- **Problem to solve**: Print all the data that follows exactly, images excluded.
* * * * * * *
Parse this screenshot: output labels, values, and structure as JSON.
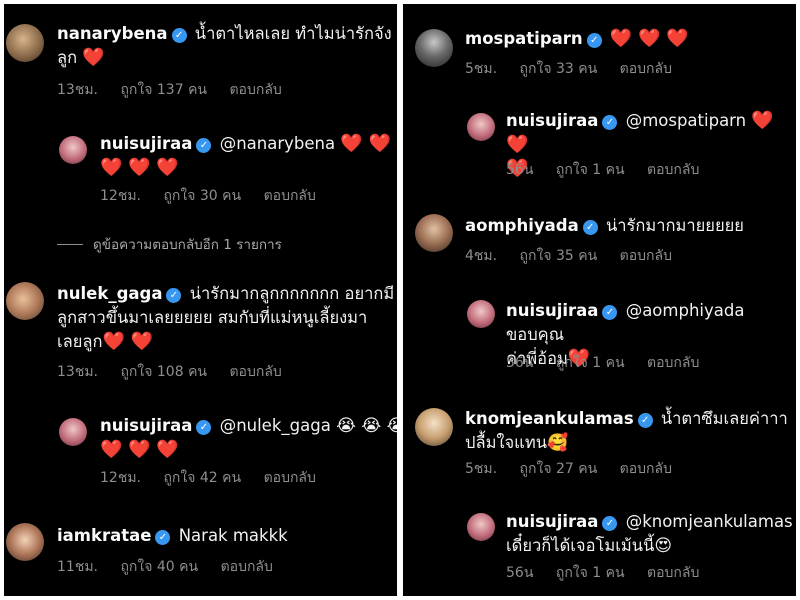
{
  "left": {
    "comments": [
      {
        "username": "nanarybena",
        "text": "น้ำตาไหลเลย ทำไมน่ารักจัง",
        "text2": "ลูก",
        "hearts": "❤️",
        "time": "13ชม.",
        "likes": "ถูกใจ 137 คน",
        "reply": "ตอบกลับ"
      },
      {
        "username": "nuisujiraa",
        "mention": "@nanarybena",
        "hearts1": "❤️ ❤️",
        "hearts2": "❤️ ❤️ ❤️",
        "time": "12ชม.",
        "likes": "ถูกใจ 30 คน",
        "reply": "ตอบกลับ"
      },
      {
        "view_replies": "ดูข้อความตอบกลับอีก 1 รายการ"
      },
      {
        "username": "nulek_gaga",
        "text": "น่ารักมากลูกกกกกกก อยากมี",
        "text2": "ลูกสาวขึ้นมาเลยยยยย สมกับที่แม่หนูเลี้ยงมา",
        "text3": "เลยลูก",
        "hearts": "❤️ ❤️",
        "time": "13ชม.",
        "likes": "ถูกใจ 108 คน",
        "reply": "ตอบกลับ"
      },
      {
        "username": "nuisujiraa",
        "mention": "@nulek_gaga",
        "emojis": "😭 😭 😭",
        "hearts2": "❤️ ❤️ ❤️",
        "time": "12ชม.",
        "likes": "ถูกใจ 42 คน",
        "reply": "ตอบกลับ"
      },
      {
        "username": "iamkratae",
        "text": "Narak makkk",
        "time": "11ชม.",
        "likes": "ถูกใจ 40 คน",
        "reply": "ตอบกลับ"
      }
    ]
  },
  "right": {
    "comments": [
      {
        "username": "mospatiparn",
        "hearts": "❤️ ❤️ ❤️",
        "time": "5ชม.",
        "likes": "ถูกใจ 33 คน",
        "reply": "ตอบกลับ"
      },
      {
        "username": "nuisujiraa",
        "mention": "@mospatiparn",
        "hearts1": "❤️ ❤️",
        "hearts2": "❤️",
        "time": "56น",
        "likes": "ถูกใจ 1 คน",
        "reply": "ตอบกลับ"
      },
      {
        "username": "aomphiyada",
        "text": "น่ารักมากมายยยยย",
        "time": "4ชม.",
        "likes": "ถูกใจ 35 คน",
        "reply": "ตอบกลับ"
      },
      {
        "username": "nuisujiraa",
        "mention": "@aomphiyada",
        "text": "ขอบคุณ",
        "text2": "ค่าพี่อ้อม",
        "hearts": "❤️",
        "time": "56น",
        "likes": "ถูกใจ 1 คน",
        "reply": "ตอบกลับ"
      },
      {
        "username": "knomjeankulamas",
        "text": "น้ำตาซึมเลยค่าาา",
        "text2": "ปลื้มใจแทน",
        "emoji": "🥰",
        "time": "5ชม.",
        "likes": "ถูกใจ 27 คน",
        "reply": "ตอบกลับ"
      },
      {
        "username": "nuisujiraa",
        "mention": "@knomjeankulamas",
        "text2": "เดี๋ยวก็ได้เจอโมเม้นนี้",
        "emoji": "😍",
        "time": "56น",
        "likes": "ถูกใจ 1 คน",
        "reply": "ตอบกลับ"
      }
    ]
  },
  "colors": {
    "background": "#000000",
    "text": "#f2f2f2",
    "meta": "#8e8e8e",
    "verified": "#3897f0",
    "heart": "#ed2b3a"
  },
  "icons": {
    "verified": "verified-badge-icon"
  }
}
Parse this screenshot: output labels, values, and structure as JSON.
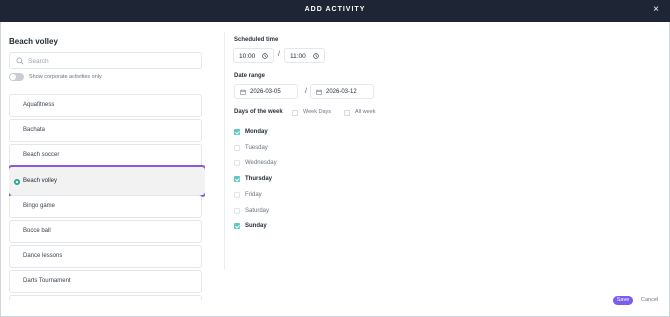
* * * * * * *
- **Exercise answer**:
Parse this screenshot: output labels, values, and structure as JSON.
{
  "left": {
    "comments": [
      {
        "username": "nanarybena",
        "text": "น้ำตาไหลเลย ทำไมน่ารักจัง",
        "text2": "ลูก",
        "hearts": "❤️",
        "time": "13ชม.",
        "likes": "ถูกใจ 137 คน",
        "reply": "ตอบกลับ"
      },
      {
        "username": "nuisujiraa",
        "mention": "@nanarybena",
        "hearts1": "❤️ ❤️",
        "hearts2": "❤️ ❤️ ❤️",
        "time": "12ชม.",
        "likes": "ถูกใจ 30 คน",
        "reply": "ตอบกลับ"
      },
      {
        "view_replies": "ดูข้อความตอบกลับอีก 1 รายการ"
      },
      {
        "username": "nulek_gaga",
        "text": "น่ารักมากลูกกกกกกก อยากมี",
        "text2": "ลูกสาวขึ้นมาเลยยยยย สมกับที่แม่หนูเลี้ยงมา",
        "text3": "เลยลูก",
        "hearts": "❤️ ❤️",
        "time": "13ชม.",
        "likes": "ถูกใจ 108 คน",
        "reply": "ตอบกลับ"
      },
      {
        "username": "nuisujiraa",
        "mention": "@nulek_gaga",
        "emojis": "😭 😭 😭",
        "hearts2": "❤️ ❤️ ❤️",
        "time": "12ชม.",
        "likes": "ถูกใจ 42 คน",
        "reply": "ตอบกลับ"
      },
      {
        "username": "iamkratae",
        "text": "Narak makkk",
        "time": "11ชม.",
        "likes": "ถูกใจ 40 คน",
        "reply": "ตอบกลับ"
      }
    ]
  },
  "right": {
    "comments": [
      {
        "username": "mospatiparn",
        "hearts": "❤️ ❤️ ❤️",
        "time": "5ชม.",
        "likes": "ถูกใจ 33 คน",
        "reply": "ตอบกลับ"
      },
      {
        "username": "nuisujiraa",
        "mention": "@mospatiparn",
        "hearts1": "❤️ ❤️",
        "hearts2": "❤️",
        "time": "56น",
        "likes": "ถูกใจ 1 คน",
        "reply": "ตอบกลับ"
      },
      {
        "username": "aomphiyada",
        "text": "น่ารักมากมายยยยย",
        "time": "4ชม.",
        "likes": "ถูกใจ 35 คน",
        "reply": "ตอบกลับ"
      },
      {
        "username": "nuisujiraa",
        "mention": "@aomphiyada",
        "text": "ขอบคุณ",
        "text2": "ค่าพี่อ้อม",
        "hearts": "❤️",
        "time": "56น",
        "likes": "ถูกใจ 1 คน",
        "reply": "ตอบกลับ"
      },
      {
        "username": "knomjeankulamas",
        "text": "น้ำตาซึมเลยค่าาา",
        "text2": "ปลื้มใจแทน",
        "emoji": "🥰",
        "time": "5ชม.",
        "likes": "ถูกใจ 27 คน",
        "reply": "ตอบกลับ"
      },
      {
        "username": "nuisujiraa",
        "mention": "@knomjeankulamas",
        "text2": "เดี๋ยวก็ได้เจอโมเม้นนี้",
        "emoji": "😍",
        "time": "56น",
        "likes": "ถูกใจ 1 คน",
        "reply": "ตอบกลับ"
      }
    ]
  },
  "colors": {
    "background": "#000000",
    "text": "#f2f2f2",
    "meta": "#8e8e8e",
    "verified": "#3897f0",
    "heart": "#ed2b3a"
  },
  "icons": {
    "verified": "verified-badge-icon"
  }
}
Parse this screenshot: output labels, values, and structure as JSON.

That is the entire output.